[Laughs] That’s a very kind thing to suggest. I’m sure that not everything I do will be to everyone’s liking. But if I had to tell the truth I’m a really bad singer and I never learnt to play an instrument.
Are you single? What kind of qualities’ do you find attractive in a man?
I am single. Qualities that seal the deal will be honesty and respect. With these I feel that most other traits can be derived. But I guess I would also like someone who is able to challenge me and vice versa, someone who is spontaneous and caring. A killer smile helps… but not essential.
If you were to write a description of yourself for a personals ad, how would it go?
GWM DTE [down to earth] comes with dietary specifications and social engagements. Looking for another DTE male up for dancing, galleries and popcorn parties on the couch with DVDs.
What would be a memorable first date?
A memorable first date? Gosh that’s a hard question. I guess the answer would definitely be one that was able to make me feel at ease. It’d have to be fun… full of surprises and just the right amount of romance to not come across as sleazy or one track minded.
What do you do to relax and let go?
What’s that? [Laughs] I love going to the city library and browsing through art books… or taking myself on solo movie dates. If it works out I really enjoy hanging with friends too.
We hear you’re an excellent cook. What would be your signature dishes?
At the moment it would seem to be steamed chicken and vegetables… But I love making food. I can’t claim to have a signature dish because I’m always experimenting. I make a mean lasagne and bake an awesome chocolate cake. Sunday roasts are a favourite but it has been a long time since I’ve made any of these.
Do you think the Mr Gay World competition can make a difference in the world? Or is it just a pageant with good looking men?
I think if it were truly a beauty pageant then I would not have won. There are others who were far better looking than I. But I sincerely believe that the competition is here to make a difference. All the delegates campaign for causes in their home countries and this competition allows us to take our collective missions globally for the benefit of LGBT people worldwide. We strive to make a difference; this competition gives us a platform to do so.

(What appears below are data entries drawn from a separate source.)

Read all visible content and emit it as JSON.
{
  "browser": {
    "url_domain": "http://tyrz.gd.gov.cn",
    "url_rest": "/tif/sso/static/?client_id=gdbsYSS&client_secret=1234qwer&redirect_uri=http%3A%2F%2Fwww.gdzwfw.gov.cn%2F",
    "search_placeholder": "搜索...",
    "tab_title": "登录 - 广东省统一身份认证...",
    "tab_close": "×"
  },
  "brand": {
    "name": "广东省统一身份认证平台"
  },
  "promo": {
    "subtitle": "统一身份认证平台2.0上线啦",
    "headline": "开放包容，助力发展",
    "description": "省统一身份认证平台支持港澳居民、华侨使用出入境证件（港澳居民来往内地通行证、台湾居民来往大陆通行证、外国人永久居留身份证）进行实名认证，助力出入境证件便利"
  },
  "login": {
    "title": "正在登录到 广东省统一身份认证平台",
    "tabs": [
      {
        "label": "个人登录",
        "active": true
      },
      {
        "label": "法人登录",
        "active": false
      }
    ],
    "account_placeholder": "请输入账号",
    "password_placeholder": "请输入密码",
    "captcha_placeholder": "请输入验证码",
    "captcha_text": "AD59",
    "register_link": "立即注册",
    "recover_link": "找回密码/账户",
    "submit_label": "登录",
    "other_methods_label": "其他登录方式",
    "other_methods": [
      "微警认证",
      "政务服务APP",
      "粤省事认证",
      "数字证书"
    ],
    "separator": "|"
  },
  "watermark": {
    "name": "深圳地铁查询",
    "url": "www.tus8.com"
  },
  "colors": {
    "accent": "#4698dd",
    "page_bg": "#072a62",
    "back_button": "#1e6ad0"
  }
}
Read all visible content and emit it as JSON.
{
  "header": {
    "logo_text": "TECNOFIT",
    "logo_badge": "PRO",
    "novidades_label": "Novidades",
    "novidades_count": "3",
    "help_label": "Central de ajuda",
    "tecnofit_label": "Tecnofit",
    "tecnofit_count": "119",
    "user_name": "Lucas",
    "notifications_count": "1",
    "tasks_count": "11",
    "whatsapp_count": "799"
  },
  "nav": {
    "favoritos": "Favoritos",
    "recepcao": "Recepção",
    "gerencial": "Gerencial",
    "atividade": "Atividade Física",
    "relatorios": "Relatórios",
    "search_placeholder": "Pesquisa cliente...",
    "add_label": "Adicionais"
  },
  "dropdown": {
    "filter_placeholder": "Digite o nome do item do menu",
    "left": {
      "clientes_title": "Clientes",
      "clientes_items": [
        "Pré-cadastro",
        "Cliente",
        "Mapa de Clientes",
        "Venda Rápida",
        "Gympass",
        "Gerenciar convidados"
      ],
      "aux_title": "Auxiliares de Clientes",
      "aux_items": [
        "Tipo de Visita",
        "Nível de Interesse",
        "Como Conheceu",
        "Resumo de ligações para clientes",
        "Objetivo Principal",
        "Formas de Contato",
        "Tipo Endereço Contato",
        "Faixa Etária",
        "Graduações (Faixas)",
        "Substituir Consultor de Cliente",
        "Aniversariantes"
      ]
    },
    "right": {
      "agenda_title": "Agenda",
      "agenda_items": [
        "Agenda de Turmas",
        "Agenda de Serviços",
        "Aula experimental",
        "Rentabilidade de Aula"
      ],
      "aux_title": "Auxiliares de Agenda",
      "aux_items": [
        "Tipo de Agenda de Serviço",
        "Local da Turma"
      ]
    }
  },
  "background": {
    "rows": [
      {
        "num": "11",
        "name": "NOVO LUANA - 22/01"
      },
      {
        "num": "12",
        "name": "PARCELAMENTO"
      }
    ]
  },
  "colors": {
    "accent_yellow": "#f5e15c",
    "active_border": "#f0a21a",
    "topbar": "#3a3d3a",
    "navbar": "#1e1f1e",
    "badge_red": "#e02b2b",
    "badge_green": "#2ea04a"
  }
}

(Pic: Kevin Wuyts / Mr Gay World)
What do you hope to focus on in your reign as Mr Gay World? Are there any specific issues?
The youth have become a large concern of mine. We need to provide healthy LGBT role models, make our collective stories of survival and acceptance known and reach out to those who believe themselves to be stuck with no way out. We need to stand up as a community and support our emerging LGBT.
Other than winning, what was the highlight of your Mr. Gay World experience?
That’s an easy one: the highlight by far was meeting all the other delegates. I’ve never felt so strongly for so many in such a short time. Our time together was intense, fruitful and I’m now honoured to call them friends and brothers.
Tell us something that we’d be surprised to learn about you?
I’m hopelessly addicted to raspberry liquorice and YouTube videos of ballet. [Laughs]